◆ **Problem details**: From the entries below, give the number of lines where the word "warning" occurs, and nothing else.

◆ **Exercise input**:
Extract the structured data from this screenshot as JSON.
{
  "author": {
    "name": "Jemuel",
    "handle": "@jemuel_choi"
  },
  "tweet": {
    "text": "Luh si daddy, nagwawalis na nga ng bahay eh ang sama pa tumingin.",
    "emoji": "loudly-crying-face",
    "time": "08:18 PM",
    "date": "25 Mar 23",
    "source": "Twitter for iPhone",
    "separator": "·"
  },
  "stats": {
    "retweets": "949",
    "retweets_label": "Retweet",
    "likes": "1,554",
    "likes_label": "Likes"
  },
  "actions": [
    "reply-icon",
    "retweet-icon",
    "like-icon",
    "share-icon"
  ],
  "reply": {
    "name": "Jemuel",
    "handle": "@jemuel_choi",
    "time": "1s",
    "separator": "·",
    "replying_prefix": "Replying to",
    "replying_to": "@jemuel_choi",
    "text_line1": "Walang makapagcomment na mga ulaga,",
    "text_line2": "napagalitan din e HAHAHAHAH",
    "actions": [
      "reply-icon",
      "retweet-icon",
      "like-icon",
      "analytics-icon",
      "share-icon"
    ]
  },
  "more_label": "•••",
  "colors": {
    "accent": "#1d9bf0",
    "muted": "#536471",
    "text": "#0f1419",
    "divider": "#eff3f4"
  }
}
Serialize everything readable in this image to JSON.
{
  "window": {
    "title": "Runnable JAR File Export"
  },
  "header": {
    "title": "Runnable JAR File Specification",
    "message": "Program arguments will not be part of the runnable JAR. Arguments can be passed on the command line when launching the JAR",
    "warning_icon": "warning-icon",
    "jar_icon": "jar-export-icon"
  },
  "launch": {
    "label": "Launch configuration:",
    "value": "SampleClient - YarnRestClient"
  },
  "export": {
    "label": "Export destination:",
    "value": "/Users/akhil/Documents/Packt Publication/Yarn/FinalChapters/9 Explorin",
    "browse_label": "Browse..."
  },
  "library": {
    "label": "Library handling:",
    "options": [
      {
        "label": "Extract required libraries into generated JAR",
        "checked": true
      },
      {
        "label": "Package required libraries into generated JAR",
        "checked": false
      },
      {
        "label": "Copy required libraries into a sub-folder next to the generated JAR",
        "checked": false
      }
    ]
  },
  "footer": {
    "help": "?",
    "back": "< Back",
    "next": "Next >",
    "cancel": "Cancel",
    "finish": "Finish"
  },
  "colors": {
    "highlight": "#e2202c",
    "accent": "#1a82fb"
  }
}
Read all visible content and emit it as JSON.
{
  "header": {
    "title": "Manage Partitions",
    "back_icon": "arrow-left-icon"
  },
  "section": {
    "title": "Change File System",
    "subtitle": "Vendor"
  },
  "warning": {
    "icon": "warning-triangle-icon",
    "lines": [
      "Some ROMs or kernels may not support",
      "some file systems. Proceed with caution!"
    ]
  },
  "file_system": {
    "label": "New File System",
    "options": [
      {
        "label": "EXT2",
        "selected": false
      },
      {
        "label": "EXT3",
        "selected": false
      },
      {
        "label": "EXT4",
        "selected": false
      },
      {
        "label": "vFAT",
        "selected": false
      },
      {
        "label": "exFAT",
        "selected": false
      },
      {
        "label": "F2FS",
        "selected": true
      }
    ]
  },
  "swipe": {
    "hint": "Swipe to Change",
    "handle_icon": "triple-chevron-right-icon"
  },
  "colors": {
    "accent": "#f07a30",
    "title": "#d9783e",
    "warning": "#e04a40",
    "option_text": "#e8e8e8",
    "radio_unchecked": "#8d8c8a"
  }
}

◆ **Answer**: 4